▶ [Prompt]:
Pick each line containing the word "flag" out of the data below.

··· Data records

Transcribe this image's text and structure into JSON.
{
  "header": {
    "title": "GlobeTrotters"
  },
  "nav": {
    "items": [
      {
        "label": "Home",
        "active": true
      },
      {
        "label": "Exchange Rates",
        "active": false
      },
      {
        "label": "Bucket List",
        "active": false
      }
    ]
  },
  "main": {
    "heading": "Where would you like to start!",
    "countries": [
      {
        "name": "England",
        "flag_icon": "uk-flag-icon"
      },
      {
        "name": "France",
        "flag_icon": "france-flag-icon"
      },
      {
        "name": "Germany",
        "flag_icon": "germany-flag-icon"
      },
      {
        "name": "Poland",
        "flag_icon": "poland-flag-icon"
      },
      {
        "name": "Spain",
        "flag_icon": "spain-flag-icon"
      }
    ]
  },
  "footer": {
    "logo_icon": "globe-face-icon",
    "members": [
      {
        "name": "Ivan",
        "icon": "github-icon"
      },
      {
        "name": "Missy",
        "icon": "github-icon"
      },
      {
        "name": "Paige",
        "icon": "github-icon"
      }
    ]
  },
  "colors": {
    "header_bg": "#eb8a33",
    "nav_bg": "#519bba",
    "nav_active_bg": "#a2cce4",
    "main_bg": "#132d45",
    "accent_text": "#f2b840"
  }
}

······

▶ [Task response]:
        "flag_icon": "uk-flag-icon"
        "flag_icon": "france-flag-icon"
        "flag_icon": "germany-flag-icon"
        "flag_icon": "poland-flag-icon"
        "flag_icon": "spain-flag-icon"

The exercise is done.